Problem –
Top to bottom, output the entries that follow exactly.

Saved entries

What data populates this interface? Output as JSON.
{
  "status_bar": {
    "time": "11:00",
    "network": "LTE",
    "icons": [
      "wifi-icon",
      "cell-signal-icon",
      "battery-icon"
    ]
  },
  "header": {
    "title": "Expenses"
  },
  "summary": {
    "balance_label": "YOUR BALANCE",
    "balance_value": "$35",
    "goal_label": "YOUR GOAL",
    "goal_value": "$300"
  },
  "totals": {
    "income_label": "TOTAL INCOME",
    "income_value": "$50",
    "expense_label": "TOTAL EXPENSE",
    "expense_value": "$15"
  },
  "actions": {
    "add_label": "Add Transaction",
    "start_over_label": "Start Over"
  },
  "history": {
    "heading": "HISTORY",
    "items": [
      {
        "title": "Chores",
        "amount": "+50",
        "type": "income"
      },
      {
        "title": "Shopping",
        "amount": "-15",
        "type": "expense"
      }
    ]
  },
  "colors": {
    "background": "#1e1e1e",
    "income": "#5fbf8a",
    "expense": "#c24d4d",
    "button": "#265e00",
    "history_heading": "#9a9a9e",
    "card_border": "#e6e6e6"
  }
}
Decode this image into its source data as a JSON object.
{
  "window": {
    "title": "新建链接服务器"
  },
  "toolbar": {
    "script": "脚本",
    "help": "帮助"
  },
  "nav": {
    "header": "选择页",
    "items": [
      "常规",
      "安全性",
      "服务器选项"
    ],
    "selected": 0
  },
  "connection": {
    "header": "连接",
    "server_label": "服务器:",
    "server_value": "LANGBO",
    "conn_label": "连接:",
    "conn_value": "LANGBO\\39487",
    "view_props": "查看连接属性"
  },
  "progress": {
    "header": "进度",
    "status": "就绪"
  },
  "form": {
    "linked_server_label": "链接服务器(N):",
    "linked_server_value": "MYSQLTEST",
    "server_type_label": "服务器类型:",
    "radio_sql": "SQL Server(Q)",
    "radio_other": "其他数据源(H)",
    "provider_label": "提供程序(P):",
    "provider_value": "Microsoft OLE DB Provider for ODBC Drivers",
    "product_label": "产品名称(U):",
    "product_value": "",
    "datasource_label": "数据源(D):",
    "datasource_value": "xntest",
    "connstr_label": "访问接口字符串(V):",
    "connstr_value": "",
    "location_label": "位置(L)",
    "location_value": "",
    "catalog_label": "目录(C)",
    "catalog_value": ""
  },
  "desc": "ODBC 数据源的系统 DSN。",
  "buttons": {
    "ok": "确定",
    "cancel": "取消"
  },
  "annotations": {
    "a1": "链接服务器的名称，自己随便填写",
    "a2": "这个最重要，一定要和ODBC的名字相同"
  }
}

Exercise result –
What data populates this interface? Output as JSON.
{
  "status_bar": {
    "time": "11:00",
    "network": "LTE",
    "icons": [
      "wifi-icon",
      "cell-signal-icon",
      "battery-icon"
    ]
  },
  "header": {
    "title": "Expenses"
  },
  "summary": {
    "balance_label": "YOUR BALANCE",
    "balance_value": "$35",
    "goal_label": "YOUR GOAL",
    "goal_value": "$300"
  },
  "totals": {
    "income_label": "TOTAL INCOME",
    "income_value": "$50",
    "expense_label": "TOTAL EXPENSE",
    "expense_value": "$15"
  },
  "actions": {
    "add_label": "Add Transaction",
    "start_over_label": "Start Over"
  },
  "history": {
    "heading": "HISTORY",
    "items": [
      {
        "title": "Chores",
        "amount": "+50",
        "type": "income"
      },
      {
        "title": "Shopping",
        "amount": "-15",
        "type": "expense"
      }
    ]
  },
  "colors": {
    "background": "#1e1e1e",
    "income": "#5fbf8a",
    "expense": "#c24d4d",
    "button": "#265e00",
    "history_heading": "#9a9a9e",
    "card_border": "#e6e6e6"
  }
}
Decode this image into its source data as a JSON object.
{
  "window": {
    "title": "新建链接服务器"
  },
  "toolbar": {
    "script": "脚本",
    "help": "帮助"
  },
  "nav": {
    "header": "选择页",
    "items": [
      "常规",
      "安全性",
      "服务器选项"
    ],
    "selected": 0
  },
  "connection": {
    "header": "连接",
    "server_label": "服务器:",
    "server_value": "LANGBO",
    "conn_label": "连接:",
    "conn_value": "LANGBO\\39487",
    "view_props": "查看连接属性"
  },
  "progress": {
    "header": "进度",
    "status": "就绪"
  },
  "form": {
    "linked_server_label": "链接服务器(N):",
    "linked_server_value": "MYSQLTEST",
    "server_type_label": "服务器类型:",
    "radio_sql": "SQL Server(Q)",
    "radio_other": "其他数据源(H)",
    "provider_label": "提供程序(P):",
    "provider_value": "Microsoft OLE DB Provider for ODBC Drivers",
    "product_label": "产品名称(U):",
    "product_value": "",
    "datasource_label": "数据源(D):",
    "datasource_value": "xntest",
    "connstr_label": "访问接口字符串(V):",
    "connstr_value": "",
    "location_label": "位置(L)",
    "location_value": "",
    "catalog_label": "目录(C)",
    "catalog_value": ""
  },
  "desc": "ODBC 数据源的系统 DSN。",
  "buttons": {
    "ok": "确定",
    "cancel": "取消"
  },
  "annotations": {
    "a1": "链接服务器的名称，自己随便填写",
    "a2": "这个最重要，一定要和ODBC的名字相同"
  }
}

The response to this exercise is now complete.